Page:Freud - The interpretation of dreams.djvu/210

From Wikisource
Jump to navigation Jump to search
This page has been validated.

which is inferred from our dream analyses. If we have succeeded in proving, by a procedure which other authors have not applied in their investigation of dreams, that the dream as a psychic action possesses value peculiar to itself, that a wish supplies the motive for its formation, and that the experiences of the previous day furnish the immediate material for its content, any other theory of dreams neglecting such an important method of investigation, and accordingly causing the dream to appear a useless and problematic psychic reaction to somatic stimuli, is dismissible without any particular comment. Otherwise there must be—which is highly improbable—two entirely different kinds of dreams, of which only one has come under our observation, while only the other has been observed by the earlier connoisseurs of the dream. It still remains to provide a place for the facts which are used to support the prevailing theory of somatic dream-stimuli, within our own theory of dreams.

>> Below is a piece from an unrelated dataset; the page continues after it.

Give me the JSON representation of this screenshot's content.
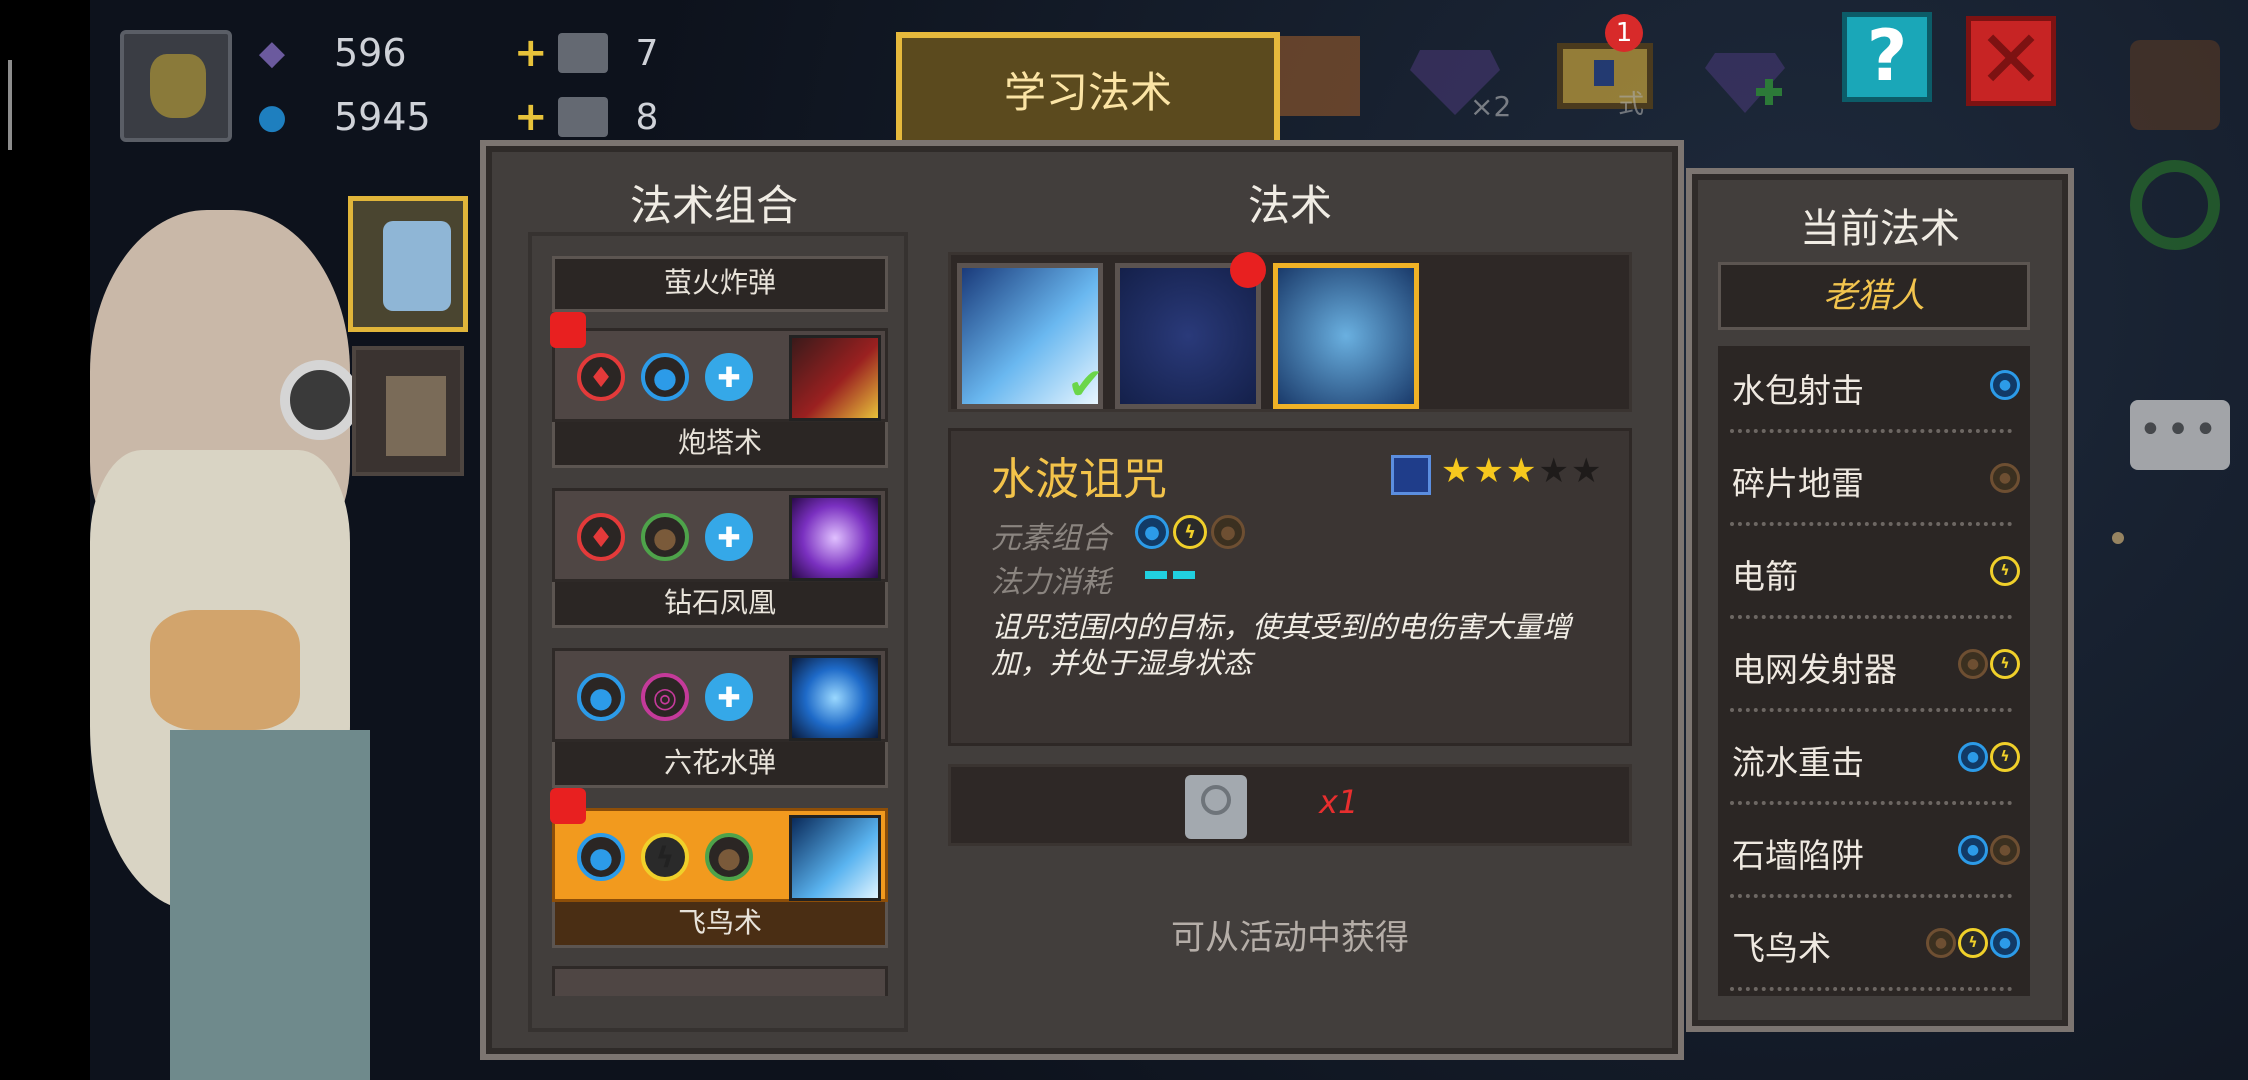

We have already taken the first step in this direction in setting up the thesis that the dream activity is under a compulsion to elaborate all the dream stimuli which are simultaneously present into a unified whole (p. 151). We have seen that when two or more experiences capable of making an impression have been left over from the previous day, the wishes which result from them are united into one dream; similarly, that an impression possessing psychic value and the indifferent experiences of the previous day are united in the dream material, provided there are available connecting ideas between the two. Thus the dream appears to be a reaction to everything which is simultaneously present as actual in the sleeping mind. As far as we have hitherto analysed the dream material, we have discovered it to be a collection of psychic remnants and memory traces, which we were obliged to credit (on account of the preference shown for recent and infantile material) with a character of actuality, though the nature of this was not at the time determinable. Now it will not be difficult to foretell what will happen when new material in the form of sensations is added to these actualities of memory. These stimuli likewise derive importance for the dream because they are actual; they are united with the other psychic actualities in order to make up the material for